It's well-established that employees who claim they have been subjected to a hostile work environment but don’t take advantage of their employer’s complaint process won’t get a chance to take their cases to court. Ever since the landmark U.S. Supreme Court decisions in the Faragher and Burlington Industries cases, employers can use their complaint processes as a defense against co-worker harassment. But what about under state laws, such as the New York State Human Rights Law? ...

A lawsuit filed in Manhattan Supreme Court in July describes a lurid and hostile scene at Morgan Stanley. A former client-services associate in the Melville, Long Island, office alleges her boss, a broker, stuck his hand up her skirt, stole underwear from her gym bag, sent her offensive notes and suggested they have sex. The lawsuit is the latest in a string of sex-bias suits that have already cost the firm $100 million ...

No single federal law governs job applications.

Several states are debating legislation that would make “workplace bullying” an illegal practice, like discrimination or harassment. Passage of such bills would increase your liability risks and force you to referee personality disputes. Here's the status of the legislation, and how your organization should respond ...

Religious discrimination can take many forms, including, apparently the forced singing of "Happy Birthday" to that embarrassed-looking guy sitting with his buddies in the booth by the window.

Three female employees of the Crazy Horse Steak House in New Oxford will share $40,750 for harassment allegedly committed by owner Nicholas Mavros. The women claimed Mavros commented on their breasts, asked what color underwear they were wearing, invited them to come to a motel to have sex, touched them against their wishes and even put his hands down an employee’s pants ...

A female temporary worker on a long-term assignment for NJ-based Philips Lighting Co. won a $164,850 verdict for gender discrimination against the company. The woman, who worked in the warehouse of the company’s Mountaintop, PA, plant, claimed the company offered full-time positions only to male temps. She asked about full-time employment several times and was told she was next in line. Instead, she was fired ...

Not every allegation of sexual harassment is well-founded, and some employees may be overly sensitive. That’s why your investigation should consider all sides, including the alleged victim’s reaction and treatment of the alleged harasser.
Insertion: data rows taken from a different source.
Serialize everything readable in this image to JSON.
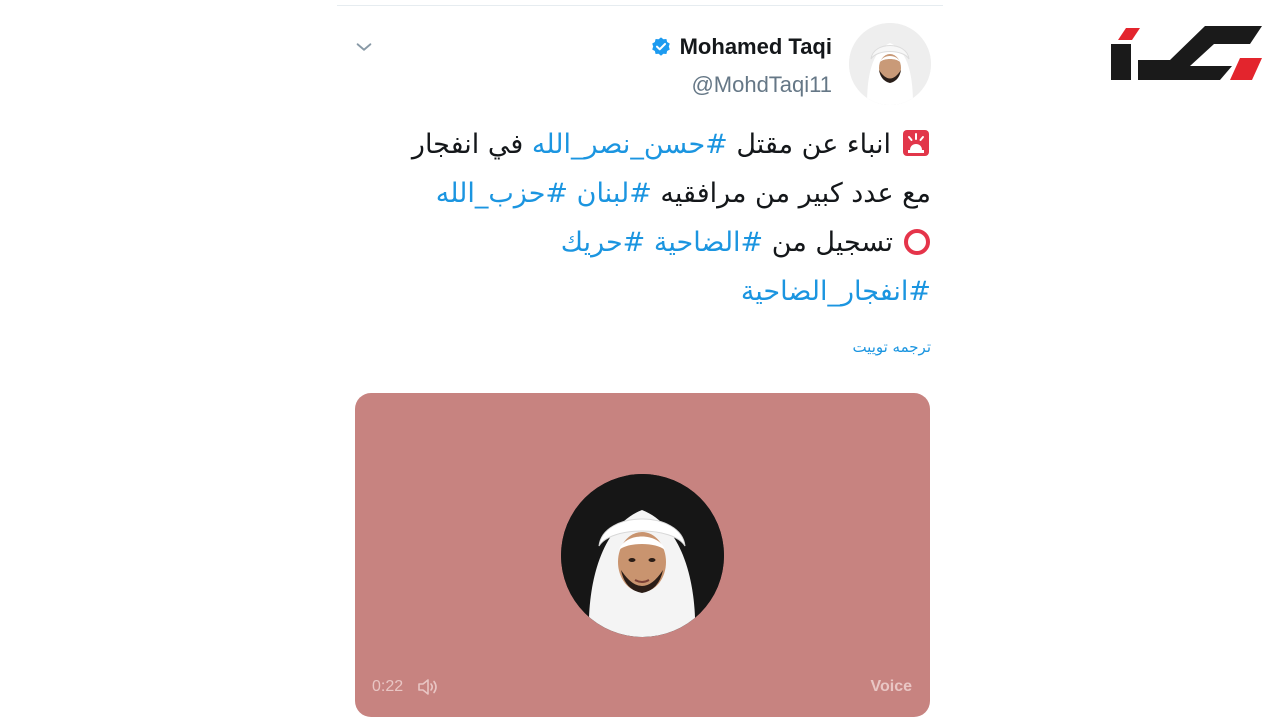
{
  "tweet": {
    "author_name": "Mohamed Taqi",
    "author_handle": "@MohdTaqi11",
    "verified": true,
    "lines": [
      [
        {
          "t": "انباء عن مقتل ",
          "tag": false
        },
        {
          "t": "#حسن_نصر_الله",
          "tag": true
        },
        {
          "t": " في انفجار",
          "tag": false
        }
      ],
      [
        {
          "t": "مع عدد كبير من مرافقيه ",
          "tag": false
        },
        {
          "t": "#لبنان",
          "tag": true
        },
        {
          "t": " ",
          "tag": false
        },
        {
          "t": "#حزب_الله",
          "tag": true
        }
      ],
      [
        {
          "t": "تسجيل من ",
          "tag": false
        },
        {
          "t": "#الضاحية",
          "tag": true
        },
        {
          "t": " ",
          "tag": false
        },
        {
          "t": "#حريك",
          "tag": true
        }
      ],
      [
        {
          "t": "#انفجار_الضاحية",
          "tag": true
        }
      ]
    ],
    "line_icons": [
      "rotating-light-icon",
      "",
      "red-circle-icon",
      ""
    ],
    "translate_label": "ترجمه توییت",
    "media": {
      "duration": "0:22",
      "label": "Voice",
      "background_color": "#c78380"
    }
  },
  "brand": {
    "logo_icon": "site-logo",
    "logo_colors": [
      "#e3252d",
      "#1a1a1a"
    ]
  },
  "colors": {
    "link": "#1b95e0",
    "text": "#14171a",
    "secondary": "#657786"
  }
}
As the following case shows, a thorough investigation may reveal that the problem is with the alleged victim’s perception and his or her response to the alleged harassment ...